Summer Heritage Passport

The Columbia Montour Visitors Bureau (CMVB) recently unveiled a brand new summer initiative in partnership with thirteen area historical assets and heritage organizations. The first ever Summer Heritage Passport will take participants on a journey through the history, culture, and stories of Columbia & Montour Counties and beyond. 

The Summer Heritage Passport will begin on Friday, May 4th and last through Sunday, October 7th.  At each of the thirteen stops, passport holders will receive a sticker to place in their passport indicating their attendance at that location. Once 10 of the 13 locations have been visited, and stickers received, individuals may mail their completed passport to the CMVB Welcome Center to be entered in a prize drawing. The Grand Prize will feature $400 in gift cards to area restaurants. Four additional runner-up prizes will also be awarded, and will include more area gift cards, historical regional book collections, and items from several of the passport stops. The total value of all prizes is estimated at $1,000.

The Barton House at the Bloomsburg Fairgrounds

The Passport trail kicks off with the “History Comes Alive” event at the Bloomsburg Fairgrounds, which will take place May 4th – 6th, 9am – 4pm daily.  Attendees will learn about the Civil War from living historians, period demonstrators, and re-enactors. Topics include Civil War-era medicine, wood turning, broom making, chair caning, printing presses, spinning and weaving, blacksmithing, spies, and more. The Barton House and historic School House will be open for tours all weekend. The first sticker can be collected at this event from the Barton Historical Association or at the Visitors Bureau’s display table.

Pioneer Tunnel in Ashland

Each of the thirteen participating locations holds a unique experience for visitors, from Bill’s Old Bike Barn to the Knoebels Carousel Museum. The majority of the stops on the summer passport can be found in either Columbia or Montour Counties, but Ashland’s Pioneer Tunnel in Schuylkill County and the three Eagles Mere museums in Sullivan County are also included.  Other participants include the Boyd House, Catawissa Quaker Meeting House, Columbia County Historical & Genealogical Society, the International Harvester Collectors Museum, the Montgomery House, and the Mooresburg School.

There is no cost to participate in the event, but admission fees may apply at several of the locations.  To get started, travelers may pick up a free passport from any of the participating locations or at the Columbia Montour Welcome Center (121 Papermill Road, Bloomsburg).  All locations will be open during their normal posted hours. Please call or visit individual websites for complete hours of operation. For more information about the Summer Heritage Passport trail, please call 800-847-4810.

Download the brochure today and get started!

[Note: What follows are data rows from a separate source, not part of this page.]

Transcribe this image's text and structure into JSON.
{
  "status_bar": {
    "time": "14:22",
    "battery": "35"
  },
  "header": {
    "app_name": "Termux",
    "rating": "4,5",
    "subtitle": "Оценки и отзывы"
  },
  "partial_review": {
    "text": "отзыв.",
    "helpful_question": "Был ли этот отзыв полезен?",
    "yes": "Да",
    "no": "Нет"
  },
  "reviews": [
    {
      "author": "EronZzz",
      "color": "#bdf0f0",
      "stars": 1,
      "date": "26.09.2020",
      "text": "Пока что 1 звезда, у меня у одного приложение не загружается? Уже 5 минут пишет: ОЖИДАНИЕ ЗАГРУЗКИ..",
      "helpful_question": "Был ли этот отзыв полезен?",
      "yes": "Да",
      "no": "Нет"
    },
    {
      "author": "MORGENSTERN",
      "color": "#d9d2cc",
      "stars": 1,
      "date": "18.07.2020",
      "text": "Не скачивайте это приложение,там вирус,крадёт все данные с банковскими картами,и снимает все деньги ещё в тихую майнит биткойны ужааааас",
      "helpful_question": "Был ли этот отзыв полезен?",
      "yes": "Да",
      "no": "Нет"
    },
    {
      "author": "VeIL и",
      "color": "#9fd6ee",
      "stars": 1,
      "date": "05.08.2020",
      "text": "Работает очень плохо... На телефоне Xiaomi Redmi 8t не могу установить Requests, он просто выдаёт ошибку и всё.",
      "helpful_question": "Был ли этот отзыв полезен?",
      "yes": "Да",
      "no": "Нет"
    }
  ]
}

Heritage & History

The rich history of Columbia & Montour counties is filled with stories that span generations. From the first settlers and local Native American tribes to the golden days of industry and the onward march of community progress, the memories contained within our counties have helped shape the region into the cultural gem that it is today.

The river towns of Danville, Bloomsburg, and Berwick all contain Historical Societies that exist to preserve the area’s important past for future generations. History lovers will delight in spending a day browsing the extensive and educational collections of historical documents, records, and files. Other visitors will seek to trace genealogies, read up on archived newspaper articles, or study old photos. Several area museums and historical homes provide insight into early life in the counties, and make for a great rainy day activity. Intrepid visitors in search of a history lesson might spend a day or weekend traversing the back roads in hopes of discovering some of the county’s historical treasures for themselves.

At 444 miles, the mighty Susquehanna is one of the longest rivers on the east coast. It derives its name from one of the area’s early Native American inhabitants – the warlike Susquehannock tribe. The Susquehanna River is also one of the oldest rivers in the world. Its origins trace back over 300 million years to the Paleozoic Era – pre-dating even the Appalachian Mountain range. The North Branch of the river flows directly through both Columbia & Montour counties. The Susquehanna River plays an important role in the past, present, and future of our counties, and provides countless recreation opportunities for visitors.

photo courtesy of the Berwick Historical Society


Danville’s heritage includes a documented role in the westward expansion of America and indelible ties to the growth of the railroad industry. For more than a century, the town of Bloomsburg has held the distinction of being the only incorporated town in Pennsylvania. In the heart of the Fishing Creek Valley, Benton’s past is deeply rooted in rural successes. One of the first settlers in the area built up an iconic whiskey brand, and lumber and tanning industries drove community growth during the mid-1800s. Berwick’s story centers around its reputation in industry, most notably the production of over 15,000 tanks at the American Car and Foundry for the World War II effort.

For more information and in-depth stories about the main towns in Columbia & Montour counties, visit our individual Benton Area, Berwick Area, Bloomsburg Area, and Danville Area pages.

We are excited to be able to share our counties’ stories, and look forward to helping you explore our local history! Stop at our Welcome Center to get your journey started. Be sure to pick up our historical town walking tour brochures and our classic covered bridge driving tour.